Exercise materials:

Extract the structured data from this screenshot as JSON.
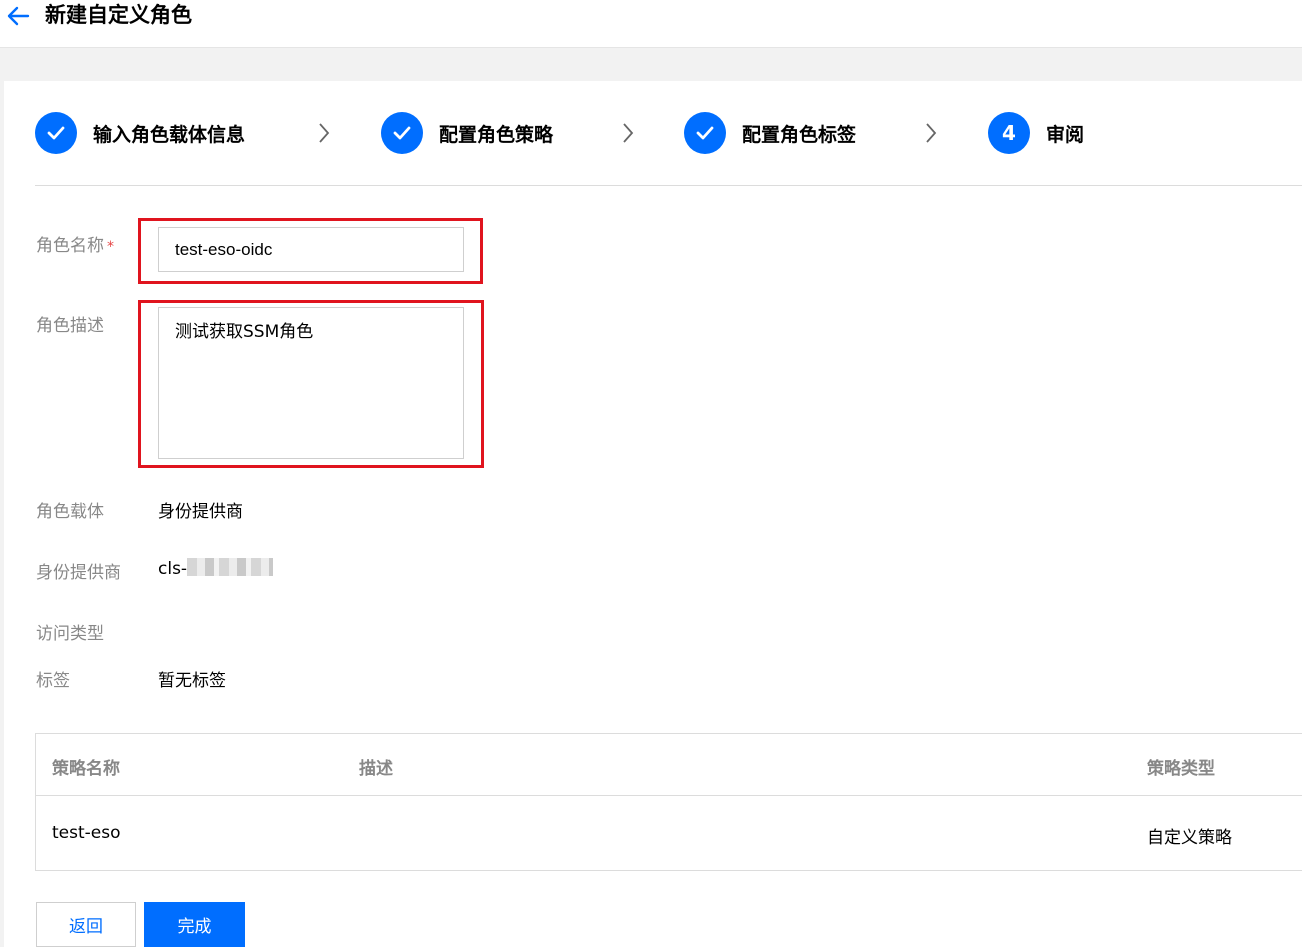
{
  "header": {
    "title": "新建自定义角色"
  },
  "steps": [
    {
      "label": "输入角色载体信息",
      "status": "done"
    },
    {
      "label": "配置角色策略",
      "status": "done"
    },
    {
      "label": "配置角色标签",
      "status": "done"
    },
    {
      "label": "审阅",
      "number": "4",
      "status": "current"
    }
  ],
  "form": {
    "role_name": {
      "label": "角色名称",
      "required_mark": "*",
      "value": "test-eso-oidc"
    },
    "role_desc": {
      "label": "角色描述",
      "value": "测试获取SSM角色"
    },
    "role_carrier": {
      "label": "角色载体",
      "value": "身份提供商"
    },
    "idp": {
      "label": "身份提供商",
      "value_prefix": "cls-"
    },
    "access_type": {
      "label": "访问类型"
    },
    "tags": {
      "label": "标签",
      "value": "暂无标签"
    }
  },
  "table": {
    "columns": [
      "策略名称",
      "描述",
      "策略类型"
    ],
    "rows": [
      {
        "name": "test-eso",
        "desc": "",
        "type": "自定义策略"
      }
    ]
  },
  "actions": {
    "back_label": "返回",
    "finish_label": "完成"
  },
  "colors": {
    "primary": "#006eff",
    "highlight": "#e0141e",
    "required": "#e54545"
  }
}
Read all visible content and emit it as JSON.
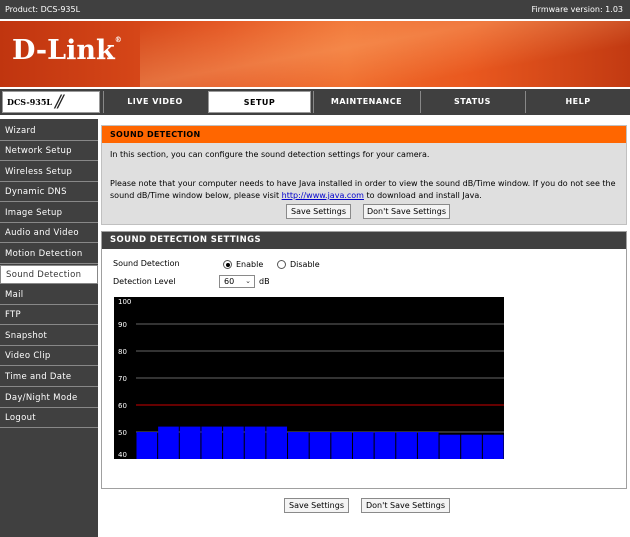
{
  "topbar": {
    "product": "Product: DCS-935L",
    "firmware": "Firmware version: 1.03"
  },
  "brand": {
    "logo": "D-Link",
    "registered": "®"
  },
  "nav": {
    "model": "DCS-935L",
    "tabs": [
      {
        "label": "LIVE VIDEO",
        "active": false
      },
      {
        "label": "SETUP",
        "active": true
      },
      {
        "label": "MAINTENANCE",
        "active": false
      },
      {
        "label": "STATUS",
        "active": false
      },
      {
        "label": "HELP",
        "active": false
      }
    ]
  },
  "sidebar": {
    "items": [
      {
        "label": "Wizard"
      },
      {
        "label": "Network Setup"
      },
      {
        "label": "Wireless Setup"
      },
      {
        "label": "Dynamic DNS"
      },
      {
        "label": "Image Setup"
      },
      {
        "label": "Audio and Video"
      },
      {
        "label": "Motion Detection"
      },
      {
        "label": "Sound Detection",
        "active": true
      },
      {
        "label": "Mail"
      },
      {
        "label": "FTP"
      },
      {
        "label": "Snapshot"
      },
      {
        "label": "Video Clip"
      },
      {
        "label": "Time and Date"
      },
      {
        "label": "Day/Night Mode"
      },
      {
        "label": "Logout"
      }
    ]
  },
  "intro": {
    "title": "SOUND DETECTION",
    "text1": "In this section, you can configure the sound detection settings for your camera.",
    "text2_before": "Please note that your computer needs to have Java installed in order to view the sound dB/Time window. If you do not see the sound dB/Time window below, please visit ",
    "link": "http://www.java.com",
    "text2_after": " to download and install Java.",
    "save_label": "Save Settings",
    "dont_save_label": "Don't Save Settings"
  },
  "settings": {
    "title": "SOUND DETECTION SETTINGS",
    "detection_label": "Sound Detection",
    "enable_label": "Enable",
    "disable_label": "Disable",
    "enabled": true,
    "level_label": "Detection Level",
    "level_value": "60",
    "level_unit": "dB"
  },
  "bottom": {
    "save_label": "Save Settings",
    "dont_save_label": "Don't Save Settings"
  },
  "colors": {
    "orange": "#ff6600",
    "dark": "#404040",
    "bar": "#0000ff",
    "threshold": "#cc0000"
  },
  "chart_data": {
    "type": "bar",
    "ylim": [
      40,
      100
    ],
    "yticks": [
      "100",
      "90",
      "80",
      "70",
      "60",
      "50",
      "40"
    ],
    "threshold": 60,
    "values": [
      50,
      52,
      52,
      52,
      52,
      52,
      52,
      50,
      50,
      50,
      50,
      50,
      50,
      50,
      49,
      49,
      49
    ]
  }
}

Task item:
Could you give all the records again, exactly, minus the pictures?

Written solution:
Extract the structured data from this screenshot as JSON.
{
  "header": {
    "title": "新建自定义角色"
  },
  "steps": [
    {
      "label": "输入角色载体信息",
      "status": "done"
    },
    {
      "label": "配置角色策略",
      "status": "done"
    },
    {
      "label": "配置角色标签",
      "status": "done"
    },
    {
      "label": "审阅",
      "number": "4",
      "status": "current"
    }
  ],
  "form": {
    "role_name": {
      "label": "角色名称",
      "required_mark": "*",
      "value": "test-eso-oidc"
    },
    "role_desc": {
      "label": "角色描述",
      "value": "测试获取SSM角色"
    },
    "role_carrier": {
      "label": "角色载体",
      "value": "身份提供商"
    },
    "idp": {
      "label": "身份提供商",
      "value_prefix": "cls-"
    },
    "access_type": {
      "label": "访问类型"
    },
    "tags": {
      "label": "标签",
      "value": "暂无标签"
    }
  },
  "table": {
    "columns": [
      "策略名称",
      "描述",
      "策略类型"
    ],
    "rows": [
      {
        "name": "test-eso",
        "desc": "",
        "type": "自定义策略"
      }
    ]
  },
  "actions": {
    "back_label": "返回",
    "finish_label": "完成"
  },
  "colors": {
    "primary": "#006eff",
    "highlight": "#e0141e",
    "required": "#e54545"
  }
}
Read all visible content and emit it as JSON.
{
  "topbar": {
    "product": "Product: DCS-935L",
    "firmware": "Firmware version: 1.03"
  },
  "brand": {
    "logo": "D-Link",
    "registered": "®"
  },
  "nav": {
    "model": "DCS-935L",
    "tabs": [
      {
        "label": "LIVE VIDEO",
        "active": false
      },
      {
        "label": "SETUP",
        "active": true
      },
      {
        "label": "MAINTENANCE",
        "active": false
      },
      {
        "label": "STATUS",
        "active": false
      },
      {
        "label": "HELP",
        "active": false
      }
    ]
  },
  "sidebar": {
    "items": [
      {
        "label": "Wizard"
      },
      {
        "label": "Network Setup"
      },
      {
        "label": "Wireless Setup"
      },
      {
        "label": "Dynamic DNS"
      },
      {
        "label": "Image Setup"
      },
      {
        "label": "Audio and Video"
      },
      {
        "label": "Motion Detection"
      },
      {
        "label": "Sound Detection",
        "active": true
      },
      {
        "label": "Mail"
      },
      {
        "label": "FTP"
      },
      {
        "label": "Snapshot"
      },
      {
        "label": "Video Clip"
      },
      {
        "label": "Time and Date"
      },
      {
        "label": "Day/Night Mode"
      },
      {
        "label": "Logout"
      }
    ]
  },
  "intro": {
    "title": "SOUND DETECTION",
    "text1": "In this section, you can configure the sound detection settings for your camera.",
    "text2_before": "Please note that your computer needs to have Java installed in order to view the sound dB/Time window. If you do not see the sound dB/Time window below, please visit ",
    "link": "http://www.java.com",
    "text2_after": " to download and install Java.",
    "save_label": "Save Settings",
    "dont_save_label": "Don't Save Settings"
  },
  "settings": {
    "title": "SOUND DETECTION SETTINGS",
    "detection_label": "Sound Detection",
    "enable_label": "Enable",
    "disable_label": "Disable",
    "enabled": true,
    "level_label": "Detection Level",
    "level_value": "60",
    "level_unit": "dB"
  },
  "bottom": {
    "save_label": "Save Settings",
    "dont_save_label": "Don't Save Settings"
  },
  "colors": {
    "orange": "#ff6600",
    "dark": "#404040",
    "bar": "#0000ff",
    "threshold": "#cc0000"
  },
  "chart_data": {
    "type": "bar",
    "ylim": [
      40,
      100
    ],
    "yticks": [
      "100",
      "90",
      "80",
      "70",
      "60",
      "50",
      "40"
    ],
    "threshold": 60,
    "values": [
      50,
      52,
      52,
      52,
      52,
      52,
      52,
      50,
      50,
      50,
      50,
      50,
      50,
      50,
      49,
      49,
      49
    ]
  }
}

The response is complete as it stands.